Every record that follows needs to be written out again, exactly.

- - -

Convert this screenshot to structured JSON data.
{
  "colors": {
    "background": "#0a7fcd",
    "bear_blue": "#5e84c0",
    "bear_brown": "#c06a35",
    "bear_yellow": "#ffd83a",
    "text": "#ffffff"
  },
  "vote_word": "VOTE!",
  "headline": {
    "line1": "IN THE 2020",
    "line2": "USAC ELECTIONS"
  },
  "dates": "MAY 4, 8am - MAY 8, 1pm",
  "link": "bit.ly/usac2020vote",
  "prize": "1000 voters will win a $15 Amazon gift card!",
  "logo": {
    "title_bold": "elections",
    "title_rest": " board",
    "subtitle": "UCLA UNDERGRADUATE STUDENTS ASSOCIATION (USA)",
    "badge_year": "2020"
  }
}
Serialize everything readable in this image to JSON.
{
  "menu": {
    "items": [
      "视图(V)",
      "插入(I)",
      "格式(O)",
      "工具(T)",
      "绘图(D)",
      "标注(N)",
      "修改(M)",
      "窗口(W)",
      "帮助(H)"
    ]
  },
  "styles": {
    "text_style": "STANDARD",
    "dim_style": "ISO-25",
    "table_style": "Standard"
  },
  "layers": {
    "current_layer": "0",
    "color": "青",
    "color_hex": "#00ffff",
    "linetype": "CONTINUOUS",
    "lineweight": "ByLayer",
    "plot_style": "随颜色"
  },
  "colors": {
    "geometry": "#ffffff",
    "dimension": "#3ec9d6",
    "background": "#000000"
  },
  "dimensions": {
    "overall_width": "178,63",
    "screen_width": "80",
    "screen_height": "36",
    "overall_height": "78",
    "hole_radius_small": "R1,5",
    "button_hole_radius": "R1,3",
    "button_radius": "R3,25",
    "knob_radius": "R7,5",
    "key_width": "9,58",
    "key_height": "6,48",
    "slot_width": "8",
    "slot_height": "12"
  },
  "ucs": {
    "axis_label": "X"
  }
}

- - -

Exercise result:
Convert this screenshot to structured JSON data.
{
  "colors": {
    "background": "#0a7fcd",
    "bear_blue": "#5e84c0",
    "bear_brown": "#c06a35",
    "bear_yellow": "#ffd83a",
    "text": "#ffffff"
  },
  "vote_word": "VOTE!",
  "headline": {
    "line1": "IN THE 2020",
    "line2": "USAC ELECTIONS"
  },
  "dates": "MAY 4, 8am - MAY 8, 1pm",
  "link": "bit.ly/usac2020vote",
  "prize": "1000 voters will win a $15 Amazon gift card!",
  "logo": {
    "title_bold": "elections",
    "title_rest": " board",
    "subtitle": "UCLA UNDERGRADUATE STUDENTS ASSOCIATION (USA)",
    "badge_year": "2020"
  }
}
Serialize everything readable in this image to JSON.
{
  "menu": {
    "items": [
      "视图(V)",
      "插入(I)",
      "格式(O)",
      "工具(T)",
      "绘图(D)",
      "标注(N)",
      "修改(M)",
      "窗口(W)",
      "帮助(H)"
    ]
  },
  "styles": {
    "text_style": "STANDARD",
    "dim_style": "ISO-25",
    "table_style": "Standard"
  },
  "layers": {
    "current_layer": "0",
    "color": "青",
    "color_hex": "#00ffff",
    "linetype": "CONTINUOUS",
    "lineweight": "ByLayer",
    "plot_style": "随颜色"
  },
  "colors": {
    "geometry": "#ffffff",
    "dimension": "#3ec9d6",
    "background": "#000000"
  },
  "dimensions": {
    "overall_width": "178,63",
    "screen_width": "80",
    "screen_height": "36",
    "overall_height": "78",
    "hole_radius_small": "R1,5",
    "button_hole_radius": "R1,3",
    "button_radius": "R3,25",
    "knob_radius": "R7,5",
    "key_width": "9,58",
    "key_height": "6,48",
    "slot_width": "8",
    "slot_height": "12"
  },
  "ucs": {
    "axis_label": "X"
  }
}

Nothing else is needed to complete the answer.